August 9, 2022 12:19 local (Pacific): ROPOS is in the water (dive R2202) and descending towards the PN1B primary node to deploy a beacon as part of the work to connect the extension cable to Southern Hydrate Ridge.
August 9, 2022 10:13 local (Pacific): The Thompson is at the Primary Node PN1B site and the ROPOS vehicle is being prepped to begin extension cable installation operations.
August 9, 2022 05:38 local (Pacific): ROPOS has completed dive R2201 with the successful turn of the Slope Base CTD tripod. We have started our transit to the PN1B site to begin operations to install an extension cable to connect the primary node to Southern Hydrate Ridge.
August 8, 2022 18:47 local (Pacific): ROPOS has entered the water on dive R2201! The vehicle is descending to the seafloor at Slope Base (~2900 m) and will be swapping out a three-instrument tripod (CTD, oxygen, and an AC-S spectrophotometer) using a tool sled latched below the vehicle. Total dive time should be about six hours.
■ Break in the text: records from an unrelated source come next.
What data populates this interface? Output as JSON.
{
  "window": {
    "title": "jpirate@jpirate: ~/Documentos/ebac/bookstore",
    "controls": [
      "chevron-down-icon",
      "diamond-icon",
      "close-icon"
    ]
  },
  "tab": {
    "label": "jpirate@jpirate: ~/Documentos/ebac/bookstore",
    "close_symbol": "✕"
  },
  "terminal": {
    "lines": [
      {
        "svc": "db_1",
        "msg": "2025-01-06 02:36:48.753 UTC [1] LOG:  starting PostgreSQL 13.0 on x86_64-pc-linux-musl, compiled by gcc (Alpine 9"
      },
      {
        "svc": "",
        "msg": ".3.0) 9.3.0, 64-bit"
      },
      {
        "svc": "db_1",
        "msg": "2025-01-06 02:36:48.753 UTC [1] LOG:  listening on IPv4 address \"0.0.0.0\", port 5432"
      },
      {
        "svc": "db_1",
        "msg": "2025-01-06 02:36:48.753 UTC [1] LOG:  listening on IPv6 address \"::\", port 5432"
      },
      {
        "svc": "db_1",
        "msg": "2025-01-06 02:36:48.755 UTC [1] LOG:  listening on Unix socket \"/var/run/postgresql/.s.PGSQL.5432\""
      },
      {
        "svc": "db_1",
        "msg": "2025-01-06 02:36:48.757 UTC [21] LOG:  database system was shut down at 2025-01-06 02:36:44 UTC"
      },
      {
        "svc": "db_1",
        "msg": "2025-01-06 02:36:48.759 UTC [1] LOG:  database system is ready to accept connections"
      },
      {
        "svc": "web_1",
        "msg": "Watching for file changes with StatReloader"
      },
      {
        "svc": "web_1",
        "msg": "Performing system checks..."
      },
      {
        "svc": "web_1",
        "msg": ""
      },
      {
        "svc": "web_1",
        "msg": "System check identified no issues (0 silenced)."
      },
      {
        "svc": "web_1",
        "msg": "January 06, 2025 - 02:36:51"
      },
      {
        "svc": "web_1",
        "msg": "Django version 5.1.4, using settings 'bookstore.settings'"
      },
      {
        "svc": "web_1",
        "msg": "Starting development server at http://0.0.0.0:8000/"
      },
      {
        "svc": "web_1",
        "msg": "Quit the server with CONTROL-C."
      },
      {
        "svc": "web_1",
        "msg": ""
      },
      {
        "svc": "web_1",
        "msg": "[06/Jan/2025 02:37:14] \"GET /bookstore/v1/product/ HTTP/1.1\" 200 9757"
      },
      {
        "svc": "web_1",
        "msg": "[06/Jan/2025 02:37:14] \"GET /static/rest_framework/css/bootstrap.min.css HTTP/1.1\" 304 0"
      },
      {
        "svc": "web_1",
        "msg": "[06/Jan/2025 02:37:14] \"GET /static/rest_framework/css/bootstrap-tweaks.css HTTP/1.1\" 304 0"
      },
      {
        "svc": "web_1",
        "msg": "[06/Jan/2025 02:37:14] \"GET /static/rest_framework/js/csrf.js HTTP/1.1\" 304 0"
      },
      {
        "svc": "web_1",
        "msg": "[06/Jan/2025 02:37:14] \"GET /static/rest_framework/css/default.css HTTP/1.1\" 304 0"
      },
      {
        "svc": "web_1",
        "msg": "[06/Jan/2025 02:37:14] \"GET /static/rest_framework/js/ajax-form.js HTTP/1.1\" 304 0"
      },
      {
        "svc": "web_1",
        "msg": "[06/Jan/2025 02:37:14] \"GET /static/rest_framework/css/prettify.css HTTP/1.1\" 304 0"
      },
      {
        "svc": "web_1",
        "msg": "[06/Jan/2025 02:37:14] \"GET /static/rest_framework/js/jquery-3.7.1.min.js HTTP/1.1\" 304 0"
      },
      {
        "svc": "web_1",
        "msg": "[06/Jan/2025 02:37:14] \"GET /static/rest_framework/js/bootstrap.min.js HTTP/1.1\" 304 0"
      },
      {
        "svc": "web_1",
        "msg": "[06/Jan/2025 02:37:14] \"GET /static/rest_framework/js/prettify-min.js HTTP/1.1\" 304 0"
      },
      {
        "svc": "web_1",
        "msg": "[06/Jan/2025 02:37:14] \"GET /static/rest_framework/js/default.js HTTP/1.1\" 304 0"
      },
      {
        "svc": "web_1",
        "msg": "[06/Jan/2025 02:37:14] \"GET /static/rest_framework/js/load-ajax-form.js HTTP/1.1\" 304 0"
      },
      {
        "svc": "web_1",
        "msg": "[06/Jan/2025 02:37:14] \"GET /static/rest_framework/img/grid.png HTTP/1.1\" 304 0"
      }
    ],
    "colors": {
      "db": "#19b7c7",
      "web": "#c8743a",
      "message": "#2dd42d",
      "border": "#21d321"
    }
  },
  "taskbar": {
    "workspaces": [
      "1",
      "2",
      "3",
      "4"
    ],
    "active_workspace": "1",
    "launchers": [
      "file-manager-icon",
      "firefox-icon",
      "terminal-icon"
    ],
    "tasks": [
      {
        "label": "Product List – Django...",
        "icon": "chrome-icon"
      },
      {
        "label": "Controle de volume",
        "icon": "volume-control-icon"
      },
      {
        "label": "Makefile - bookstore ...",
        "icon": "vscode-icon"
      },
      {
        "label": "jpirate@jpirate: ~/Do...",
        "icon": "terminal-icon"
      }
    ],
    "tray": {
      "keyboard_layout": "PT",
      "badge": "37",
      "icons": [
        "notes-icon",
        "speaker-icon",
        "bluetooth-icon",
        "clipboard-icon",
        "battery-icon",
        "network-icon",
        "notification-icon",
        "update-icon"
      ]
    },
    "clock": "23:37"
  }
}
August 8, 2022 16:01 local (Pacific): The Thompson is on site at the Slope Base seafloor node (LJ01A) and ROPOS is prepping for the first dive (R2201). The vehicle will descend to the seafloor at ~ 2900 m and swap out the existing tripod with three instruments (CTD, oxygen, and an AC-S spectrophotometer) for a new one.
August 8, 2022 10:15 local (Pacific): The Thompson has left the dock, and is heading to the Slope Base site where the first ROV dive of the 2022 RCA cruise will be to swap out a tripod assembly of instruments on the seafloor. ETA ~15:15 local time.
August 7, 2022 12:52 local (Pacific): Crane operations continue, students have begun to arrive at the ship, and mobilization of Leg 1 is on track for a departure on August 8th.
August 6, 2022 16:45 local (Pacific): ROPOS mobilization continued this morning with the loading of the LARS and the majority of the RCA equipment and supplies for the cruise as well as the instruments and infrastructure to be turned during Leg 1. After lunch, mobilization of ROPOS continued and the ROV was onboard by 1430. The ROPOS Team also successfully completed a 19,000 lb water bag test of the LARS system.
August 5, 2022 08:00 local (Pacific): Mobilization for the 2022 RCA O&M Cruise (TN407) aboard the R/V Thompson commenced at the NOAA MOC-P pier in Newport, OR. The first day concentrated on using the shore crane to load the ROPOS ROV equipment and installing the infrastructure necessary to mobilize both the heave-compensating LARS Crane as well as the ROV itself onto the ship. The last time ROPOS was loaded on the Thompson was back during the 2015-2016 RCA O&M Cruise, and it was exciting to see it happen again!
July 15, 2022 16:02 local (Pacific): The RCA team is busy finishing up final testing, inventories and packing in preparation to begin our mobilization on August 5th onboard the R/V Thompson.